Palliative Care and Hospice

There is a distinction between palliative care and hospice care. Although it is common for the terms to be used interchangeably, they are not the same services. Palliative care services focus on pain and symptom management at any point during the patient’s treatment. A patient need not be diagnosed with a terminal condition in order to be appropriate for palliative care services. Patients may be undergoing aggressive treatment for ATC and still be appropriate for a palliative care consult. Ultimately, palliative care consultation can be useful at any stage of a serious illness and can be provided at the same time as aggressive, life-prolonging treatment. On the other hand, hospice care focuses on pain and symptom management for patients who are no longer receiving life-prolonging therapies. Some states mandate that physicians involve palliative care expertise and discuss palliative care options when patients are diagnosed with terminal illnesses. In 2009, The Terminal Patients’ Right to Know End-of-Life Options Act took effect in California (California Codes, Health and Safety Code Sections 442–442.7), while in 2011, The Palliative Care Information Act (Public Health Law section 2997-c) was passed in New York State. Such laws mean that failure to discuss palliative care options with terminally ill patients now violate state law.
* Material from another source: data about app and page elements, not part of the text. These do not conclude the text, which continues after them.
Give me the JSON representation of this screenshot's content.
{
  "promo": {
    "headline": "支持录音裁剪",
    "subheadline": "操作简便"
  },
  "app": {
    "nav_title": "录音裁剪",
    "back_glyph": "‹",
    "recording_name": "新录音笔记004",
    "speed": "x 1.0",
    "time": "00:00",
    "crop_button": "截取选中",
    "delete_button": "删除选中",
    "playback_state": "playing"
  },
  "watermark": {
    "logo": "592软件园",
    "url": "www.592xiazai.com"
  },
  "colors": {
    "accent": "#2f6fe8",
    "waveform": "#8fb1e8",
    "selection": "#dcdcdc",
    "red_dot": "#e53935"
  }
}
Although some critics (228) have pointed out that legally mandating such discussions is difficult in cases in which a terminal diagnosis is ambiguous, terminal illness is not ambiguous in ATC. Physicians practicing in states with palliative care laws would be required to involve palliative care expertise for their ATC patients.

Definition of a palliative care service

In an academic medical setting, a palliative care service is a multidisciplinary service that addresses physical, emotional, social, intellectual, and spiritual needs of the patient and family. Such services typically include one or more of the following: a medical practitioner specifically trained in palliative medicine; a nurse practitioner; and trained counselors to deal with patients and families coping with serious illness, life-limiting illnesses with no predictable endpoint, complications of therapies, or end-of-life situations. Palliative care is inclusive of life-prolonging therapies.

In the U.S. private practice setting, or a nonacademic setting, palliative care services are quite likely to be available in local hospitals, even in remote settings. As of 2009, >81% of facilities with 300 or more beds had a palliative care program, and 63% of facilities with >50 beds had palliative care programs. Not-for-profit and public hospitals were more likely to have a palliative care program than for-profit institutions. In most private practices—even in remote areas—a hospital close to the patient providing such services is usually available (119,229,230).

When to involve palliative care in ATC. Palliative care is useful at any point during the patient’s treatment, and expertise from palliative care services may help the patient remain more active and comfortable in resuming daily activities. Additionally, physicians who may have difficulty addressing the patient’s emotional, psycho-social, or spiritual anxieties about ATC can call upon palliative care experts to assist with these issues. In reference to specific patient management issues, such as pain control, nutrition, and airway preservation, see the appropriate sections in this document.

When to involve hospice care in ATC. When patients decline therapies intended to prolong life, yet desire dignity and quality of life for end-of-life care spanning the remainder of their illness, hospice care is appropriate. In such cases, the same palliative care teams or services are called in but are specifically provided with a “hospice” goal. In such cases, pastoral expertise or support may also be provided to patients and families, as well as hospice options. Hospice care is frequently undertaken within the patient’s home; however, in some cases, a hospice facility may provide the best setting.

Working effectively with a palliative care or hospice care team. Practitioners managing ATC patients should not “abandon” their patients to palliative care or hospice care teams. Rather, one of the patient’s physicians should serve to coordinate this care. Such a physician could be the oncologist, endocrinologist, or primary care physician, depending upon patient preferences, relationships with practitioners, and logistic concerns. The patient might still require a multi-team level of care or may choose to utilize the expertise of a single physician.

  • RECOMMENDATION 58 The treatment team should include palliative care expertise at every appropriate stage of patient management to help with pain and symptom control, as well as addressing psychosocial and spiritual issues. Palliative care services are appropriate for any ATC patient receiving treatment intended to prolong life.
       Strength of Recommendation: Strong
       Quality of Evidence: Low

  • RECOMMENDATION 59 The treatment team should engage hospice care for ATC patients who decline therapies intended to prolong life, yet still require symptom and pain relief spanning the remainder of their illness.
    Strength of Recommendation: Strong
    Quality of Evidence: Low